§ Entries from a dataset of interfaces
========

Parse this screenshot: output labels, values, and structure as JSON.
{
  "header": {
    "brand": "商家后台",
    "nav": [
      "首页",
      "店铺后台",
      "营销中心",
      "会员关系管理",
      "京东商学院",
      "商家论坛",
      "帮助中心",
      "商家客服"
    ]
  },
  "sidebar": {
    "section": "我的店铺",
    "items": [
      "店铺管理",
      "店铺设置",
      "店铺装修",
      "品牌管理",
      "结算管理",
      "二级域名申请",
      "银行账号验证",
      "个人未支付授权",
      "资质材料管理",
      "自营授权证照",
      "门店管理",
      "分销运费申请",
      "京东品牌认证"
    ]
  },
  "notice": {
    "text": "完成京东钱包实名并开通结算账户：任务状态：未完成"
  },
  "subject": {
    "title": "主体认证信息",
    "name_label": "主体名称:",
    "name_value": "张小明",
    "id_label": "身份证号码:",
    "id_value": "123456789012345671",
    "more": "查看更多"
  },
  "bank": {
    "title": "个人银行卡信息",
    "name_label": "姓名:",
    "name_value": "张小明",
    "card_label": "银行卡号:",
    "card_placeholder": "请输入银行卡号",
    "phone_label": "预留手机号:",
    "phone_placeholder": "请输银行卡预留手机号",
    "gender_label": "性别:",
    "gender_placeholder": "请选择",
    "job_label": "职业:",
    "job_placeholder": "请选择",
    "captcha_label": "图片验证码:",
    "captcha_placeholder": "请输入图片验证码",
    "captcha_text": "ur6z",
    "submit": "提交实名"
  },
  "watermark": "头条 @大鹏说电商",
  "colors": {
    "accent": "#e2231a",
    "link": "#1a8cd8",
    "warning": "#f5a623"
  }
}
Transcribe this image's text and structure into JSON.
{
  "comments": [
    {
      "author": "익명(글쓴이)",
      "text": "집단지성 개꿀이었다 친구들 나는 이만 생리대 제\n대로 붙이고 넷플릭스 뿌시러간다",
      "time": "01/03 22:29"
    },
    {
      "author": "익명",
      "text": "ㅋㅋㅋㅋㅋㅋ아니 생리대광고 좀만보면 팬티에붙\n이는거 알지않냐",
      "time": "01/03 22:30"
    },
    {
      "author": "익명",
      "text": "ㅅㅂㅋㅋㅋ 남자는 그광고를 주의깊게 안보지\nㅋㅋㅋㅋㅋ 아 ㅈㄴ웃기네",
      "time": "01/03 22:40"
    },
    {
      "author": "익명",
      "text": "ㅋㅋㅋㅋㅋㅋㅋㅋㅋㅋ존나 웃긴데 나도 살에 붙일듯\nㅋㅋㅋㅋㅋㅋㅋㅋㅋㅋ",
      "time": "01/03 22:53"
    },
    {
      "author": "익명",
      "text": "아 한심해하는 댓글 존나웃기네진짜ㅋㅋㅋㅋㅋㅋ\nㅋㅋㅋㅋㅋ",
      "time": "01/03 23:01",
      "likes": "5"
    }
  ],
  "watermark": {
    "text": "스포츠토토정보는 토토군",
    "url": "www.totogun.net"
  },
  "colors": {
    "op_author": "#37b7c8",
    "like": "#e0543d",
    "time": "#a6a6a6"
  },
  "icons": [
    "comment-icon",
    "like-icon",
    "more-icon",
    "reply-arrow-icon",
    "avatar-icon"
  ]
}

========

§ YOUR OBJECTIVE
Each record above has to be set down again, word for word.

§ ANSWER FOR THIS EXERCISE
Parse this screenshot: output labels, values, and structure as JSON.
{
  "header": {
    "brand": "商家后台",
    "nav": [
      "首页",
      "店铺后台",
      "营销中心",
      "会员关系管理",
      "京东商学院",
      "商家论坛",
      "帮助中心",
      "商家客服"
    ]
  },
  "sidebar": {
    "section": "我的店铺",
    "items": [
      "店铺管理",
      "店铺设置",
      "店铺装修",
      "品牌管理",
      "结算管理",
      "二级域名申请",
      "银行账号验证",
      "个人未支付授权",
      "资质材料管理",
      "自营授权证照",
      "门店管理",
      "分销运费申请",
      "京东品牌认证"
    ]
  },
  "notice": {
    "text": "完成京东钱包实名并开通结算账户：任务状态：未完成"
  },
  "subject": {
    "title": "主体认证信息",
    "name_label": "主体名称:",
    "name_value": "张小明",
    "id_label": "身份证号码:",
    "id_value": "123456789012345671",
    "more": "查看更多"
  },
  "bank": {
    "title": "个人银行卡信息",
    "name_label": "姓名:",
    "name_value": "张小明",
    "card_label": "银行卡号:",
    "card_placeholder": "请输入银行卡号",
    "phone_label": "预留手机号:",
    "phone_placeholder": "请输银行卡预留手机号",
    "gender_label": "性别:",
    "gender_placeholder": "请选择",
    "job_label": "职业:",
    "job_placeholder": "请选择",
    "captcha_label": "图片验证码:",
    "captcha_placeholder": "请输入图片验证码",
    "captcha_text": "ur6z",
    "submit": "提交实名"
  },
  "watermark": "头条 @大鹏说电商",
  "colors": {
    "accent": "#e2231a",
    "link": "#1a8cd8",
    "warning": "#f5a623"
  }
}
Transcribe this image's text and structure into JSON.
{
  "comments": [
    {
      "author": "익명(글쓴이)",
      "text": "집단지성 개꿀이었다 친구들 나는 이만 생리대 제\n대로 붙이고 넷플릭스 뿌시러간다",
      "time": "01/03 22:29"
    },
    {
      "author": "익명",
      "text": "ㅋㅋㅋㅋㅋㅋ아니 생리대광고 좀만보면 팬티에붙\n이는거 알지않냐",
      "time": "01/03 22:30"
    },
    {
      "author": "익명",
      "text": "ㅅㅂㅋㅋㅋ 남자는 그광고를 주의깊게 안보지\nㅋㅋㅋㅋㅋ 아 ㅈㄴ웃기네",
      "time": "01/03 22:40"
    },
    {
      "author": "익명",
      "text": "ㅋㅋㅋㅋㅋㅋㅋㅋㅋㅋ존나 웃긴데 나도 살에 붙일듯\nㅋㅋㅋㅋㅋㅋㅋㅋㅋㅋ",
      "time": "01/03 22:53"
    },
    {
      "author": "익명",
      "text": "아 한심해하는 댓글 존나웃기네진짜ㅋㅋㅋㅋㅋㅋ\nㅋㅋㅋㅋㅋ",
      "time": "01/03 23:01",
      "likes": "5"
    }
  ],
  "watermark": {
    "text": "스포츠토토정보는 토토군",
    "url": "www.totogun.net"
  },
  "colors": {
    "op_author": "#37b7c8",
    "like": "#e0543d",
    "time": "#a6a6a6"
  },
  "icons": [
    "comment-icon",
    "like-icon",
    "more-icon",
    "reply-arrow-icon",
    "avatar-icon"
  ]
}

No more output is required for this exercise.